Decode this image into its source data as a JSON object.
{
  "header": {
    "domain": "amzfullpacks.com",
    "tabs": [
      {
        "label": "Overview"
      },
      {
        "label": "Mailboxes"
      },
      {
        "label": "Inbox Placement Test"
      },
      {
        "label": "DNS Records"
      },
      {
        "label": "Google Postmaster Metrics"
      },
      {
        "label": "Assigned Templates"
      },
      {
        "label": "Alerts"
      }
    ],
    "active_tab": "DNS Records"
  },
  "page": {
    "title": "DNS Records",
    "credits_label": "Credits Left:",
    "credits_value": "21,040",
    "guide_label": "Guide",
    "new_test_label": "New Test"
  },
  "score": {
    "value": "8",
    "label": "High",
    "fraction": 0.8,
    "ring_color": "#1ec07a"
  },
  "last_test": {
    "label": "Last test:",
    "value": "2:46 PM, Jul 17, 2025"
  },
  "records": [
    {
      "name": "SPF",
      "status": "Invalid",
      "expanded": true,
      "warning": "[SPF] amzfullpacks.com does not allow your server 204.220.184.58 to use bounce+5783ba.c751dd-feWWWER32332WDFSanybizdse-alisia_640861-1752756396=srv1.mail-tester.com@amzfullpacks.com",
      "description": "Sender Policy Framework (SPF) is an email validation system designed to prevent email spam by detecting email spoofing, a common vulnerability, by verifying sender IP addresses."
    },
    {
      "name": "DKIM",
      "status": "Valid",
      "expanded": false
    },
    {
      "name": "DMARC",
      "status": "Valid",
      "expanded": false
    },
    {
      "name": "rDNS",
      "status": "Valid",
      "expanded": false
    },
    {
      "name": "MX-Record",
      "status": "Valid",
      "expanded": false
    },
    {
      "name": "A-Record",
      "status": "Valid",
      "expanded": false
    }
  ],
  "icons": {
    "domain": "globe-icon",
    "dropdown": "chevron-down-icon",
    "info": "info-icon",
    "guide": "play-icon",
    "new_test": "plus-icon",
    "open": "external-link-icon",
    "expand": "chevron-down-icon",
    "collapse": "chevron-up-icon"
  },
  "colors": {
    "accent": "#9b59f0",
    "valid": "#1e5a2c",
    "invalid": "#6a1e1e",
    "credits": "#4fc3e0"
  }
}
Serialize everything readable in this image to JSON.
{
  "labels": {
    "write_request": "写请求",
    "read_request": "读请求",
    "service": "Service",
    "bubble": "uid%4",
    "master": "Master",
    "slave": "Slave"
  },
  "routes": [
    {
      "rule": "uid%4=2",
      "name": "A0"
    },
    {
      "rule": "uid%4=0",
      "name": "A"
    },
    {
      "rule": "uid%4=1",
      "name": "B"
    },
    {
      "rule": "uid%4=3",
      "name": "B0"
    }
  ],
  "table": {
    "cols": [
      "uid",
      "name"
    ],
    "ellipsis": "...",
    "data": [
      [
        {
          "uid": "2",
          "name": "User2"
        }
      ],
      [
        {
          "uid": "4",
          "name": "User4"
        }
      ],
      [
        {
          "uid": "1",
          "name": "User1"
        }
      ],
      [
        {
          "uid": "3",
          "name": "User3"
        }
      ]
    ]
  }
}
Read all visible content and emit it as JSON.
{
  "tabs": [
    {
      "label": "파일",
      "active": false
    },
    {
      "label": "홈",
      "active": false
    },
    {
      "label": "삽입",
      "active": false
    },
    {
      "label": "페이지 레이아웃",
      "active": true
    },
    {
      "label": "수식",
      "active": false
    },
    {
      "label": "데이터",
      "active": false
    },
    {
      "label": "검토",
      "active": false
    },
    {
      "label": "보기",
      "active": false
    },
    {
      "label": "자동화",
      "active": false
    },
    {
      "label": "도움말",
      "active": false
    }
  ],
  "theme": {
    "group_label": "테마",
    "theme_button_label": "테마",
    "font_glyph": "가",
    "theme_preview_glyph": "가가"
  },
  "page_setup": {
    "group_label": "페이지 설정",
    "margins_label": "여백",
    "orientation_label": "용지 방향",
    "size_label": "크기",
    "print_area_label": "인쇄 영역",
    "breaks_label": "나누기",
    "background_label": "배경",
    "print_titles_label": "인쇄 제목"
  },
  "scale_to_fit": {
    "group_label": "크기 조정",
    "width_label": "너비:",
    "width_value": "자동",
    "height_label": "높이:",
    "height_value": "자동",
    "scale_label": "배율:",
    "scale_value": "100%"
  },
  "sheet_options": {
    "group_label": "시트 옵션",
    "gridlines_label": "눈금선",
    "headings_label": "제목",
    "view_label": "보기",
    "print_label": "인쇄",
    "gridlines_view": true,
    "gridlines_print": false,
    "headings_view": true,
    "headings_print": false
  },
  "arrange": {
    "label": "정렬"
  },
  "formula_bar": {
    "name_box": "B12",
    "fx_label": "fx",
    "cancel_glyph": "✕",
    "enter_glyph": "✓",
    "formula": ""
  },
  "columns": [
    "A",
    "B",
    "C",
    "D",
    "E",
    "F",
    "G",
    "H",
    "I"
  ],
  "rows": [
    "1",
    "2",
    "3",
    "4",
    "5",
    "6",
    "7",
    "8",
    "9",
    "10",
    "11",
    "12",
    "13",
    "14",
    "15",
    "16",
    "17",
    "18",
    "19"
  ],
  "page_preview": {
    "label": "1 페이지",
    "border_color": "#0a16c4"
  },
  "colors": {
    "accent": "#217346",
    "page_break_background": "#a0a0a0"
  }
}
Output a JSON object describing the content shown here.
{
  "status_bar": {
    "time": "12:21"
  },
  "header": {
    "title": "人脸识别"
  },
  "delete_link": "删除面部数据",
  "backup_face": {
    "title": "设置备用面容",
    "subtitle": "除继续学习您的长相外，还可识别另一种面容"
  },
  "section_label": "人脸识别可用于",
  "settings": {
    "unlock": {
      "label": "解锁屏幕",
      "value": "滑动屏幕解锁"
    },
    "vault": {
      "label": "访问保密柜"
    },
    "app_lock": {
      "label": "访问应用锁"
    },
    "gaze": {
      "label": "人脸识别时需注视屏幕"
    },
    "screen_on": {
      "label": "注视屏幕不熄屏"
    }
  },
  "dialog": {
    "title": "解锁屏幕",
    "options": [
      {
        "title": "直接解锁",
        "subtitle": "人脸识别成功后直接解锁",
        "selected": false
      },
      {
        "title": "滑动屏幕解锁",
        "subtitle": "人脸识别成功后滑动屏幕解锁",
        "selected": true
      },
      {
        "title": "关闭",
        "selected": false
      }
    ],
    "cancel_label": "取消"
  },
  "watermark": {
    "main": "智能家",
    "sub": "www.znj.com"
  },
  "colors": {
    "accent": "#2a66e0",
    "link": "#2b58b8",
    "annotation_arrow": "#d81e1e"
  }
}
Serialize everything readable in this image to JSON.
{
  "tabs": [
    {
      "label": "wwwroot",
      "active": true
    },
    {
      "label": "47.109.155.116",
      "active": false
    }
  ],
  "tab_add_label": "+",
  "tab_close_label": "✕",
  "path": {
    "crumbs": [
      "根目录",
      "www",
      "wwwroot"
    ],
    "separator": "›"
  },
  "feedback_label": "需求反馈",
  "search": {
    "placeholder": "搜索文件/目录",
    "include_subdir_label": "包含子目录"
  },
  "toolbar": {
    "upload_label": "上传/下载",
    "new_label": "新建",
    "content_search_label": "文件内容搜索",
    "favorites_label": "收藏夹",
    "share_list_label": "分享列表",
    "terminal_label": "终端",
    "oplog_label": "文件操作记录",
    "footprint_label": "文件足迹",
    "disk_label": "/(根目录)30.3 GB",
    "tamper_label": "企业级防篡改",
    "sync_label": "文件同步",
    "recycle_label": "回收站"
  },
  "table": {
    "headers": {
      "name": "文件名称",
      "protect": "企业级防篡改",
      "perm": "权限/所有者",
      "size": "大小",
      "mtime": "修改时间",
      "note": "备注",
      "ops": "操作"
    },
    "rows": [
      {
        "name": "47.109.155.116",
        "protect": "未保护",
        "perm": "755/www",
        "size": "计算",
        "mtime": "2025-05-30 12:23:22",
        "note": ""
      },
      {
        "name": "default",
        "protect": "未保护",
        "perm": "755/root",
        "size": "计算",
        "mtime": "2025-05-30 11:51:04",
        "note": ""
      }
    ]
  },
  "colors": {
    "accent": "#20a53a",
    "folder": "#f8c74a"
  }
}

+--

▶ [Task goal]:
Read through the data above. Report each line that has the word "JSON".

▶ [Solved problem]:
Decode this image into its source data as a JSON object.
Serialize everything readable in this image to JSON.
Read all visible content and emit it as JSON.
Output a JSON object describing the content shown here.
Serialize everything readable in this image to JSON.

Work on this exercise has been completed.